§ **Task brief**
Among the entries below, find every line that contains the string "check", then copy it.

Start of Task inputs

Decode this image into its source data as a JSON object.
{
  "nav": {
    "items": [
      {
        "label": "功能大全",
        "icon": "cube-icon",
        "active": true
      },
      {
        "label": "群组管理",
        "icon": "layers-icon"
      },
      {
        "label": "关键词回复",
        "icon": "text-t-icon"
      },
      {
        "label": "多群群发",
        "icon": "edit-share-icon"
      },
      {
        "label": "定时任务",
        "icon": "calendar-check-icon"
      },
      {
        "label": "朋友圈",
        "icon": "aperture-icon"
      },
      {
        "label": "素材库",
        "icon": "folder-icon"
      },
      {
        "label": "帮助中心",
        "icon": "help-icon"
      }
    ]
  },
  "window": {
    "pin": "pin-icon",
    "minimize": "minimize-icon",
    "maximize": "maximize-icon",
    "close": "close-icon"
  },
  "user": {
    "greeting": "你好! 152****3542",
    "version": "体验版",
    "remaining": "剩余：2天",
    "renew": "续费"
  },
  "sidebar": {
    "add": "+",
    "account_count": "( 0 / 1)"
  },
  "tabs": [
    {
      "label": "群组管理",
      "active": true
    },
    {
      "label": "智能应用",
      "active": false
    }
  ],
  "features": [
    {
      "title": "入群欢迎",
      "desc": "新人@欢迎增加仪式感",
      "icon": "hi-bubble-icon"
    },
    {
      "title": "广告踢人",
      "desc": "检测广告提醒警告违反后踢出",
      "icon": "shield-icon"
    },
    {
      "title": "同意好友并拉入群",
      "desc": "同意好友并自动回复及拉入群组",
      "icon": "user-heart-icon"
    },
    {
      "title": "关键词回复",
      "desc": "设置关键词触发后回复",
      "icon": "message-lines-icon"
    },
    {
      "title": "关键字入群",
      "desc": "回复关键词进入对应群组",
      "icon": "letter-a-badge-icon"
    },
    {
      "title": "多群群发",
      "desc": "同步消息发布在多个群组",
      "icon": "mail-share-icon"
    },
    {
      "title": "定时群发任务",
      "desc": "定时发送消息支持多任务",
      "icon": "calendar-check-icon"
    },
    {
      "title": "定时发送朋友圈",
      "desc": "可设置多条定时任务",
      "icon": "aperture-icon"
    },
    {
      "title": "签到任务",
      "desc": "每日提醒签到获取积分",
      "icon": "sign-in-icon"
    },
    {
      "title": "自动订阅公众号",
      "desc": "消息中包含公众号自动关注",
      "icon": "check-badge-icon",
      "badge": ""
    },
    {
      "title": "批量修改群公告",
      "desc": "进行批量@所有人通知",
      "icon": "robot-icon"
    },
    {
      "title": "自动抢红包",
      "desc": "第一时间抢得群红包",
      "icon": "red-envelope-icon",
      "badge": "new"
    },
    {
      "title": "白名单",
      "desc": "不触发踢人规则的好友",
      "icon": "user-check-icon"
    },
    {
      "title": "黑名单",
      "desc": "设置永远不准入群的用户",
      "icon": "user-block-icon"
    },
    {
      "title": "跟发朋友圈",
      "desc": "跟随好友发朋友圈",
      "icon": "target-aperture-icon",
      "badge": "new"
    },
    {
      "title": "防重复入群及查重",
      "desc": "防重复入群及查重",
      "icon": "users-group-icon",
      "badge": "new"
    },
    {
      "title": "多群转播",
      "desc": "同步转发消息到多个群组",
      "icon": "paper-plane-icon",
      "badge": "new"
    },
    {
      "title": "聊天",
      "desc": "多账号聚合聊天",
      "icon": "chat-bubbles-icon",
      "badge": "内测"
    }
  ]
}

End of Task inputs

§ **Reply**
        "icon": "calendar-check-icon"
      "icon": "calendar-check-icon"
      "icon": "check-badge-icon",
      "icon": "user-check-icon"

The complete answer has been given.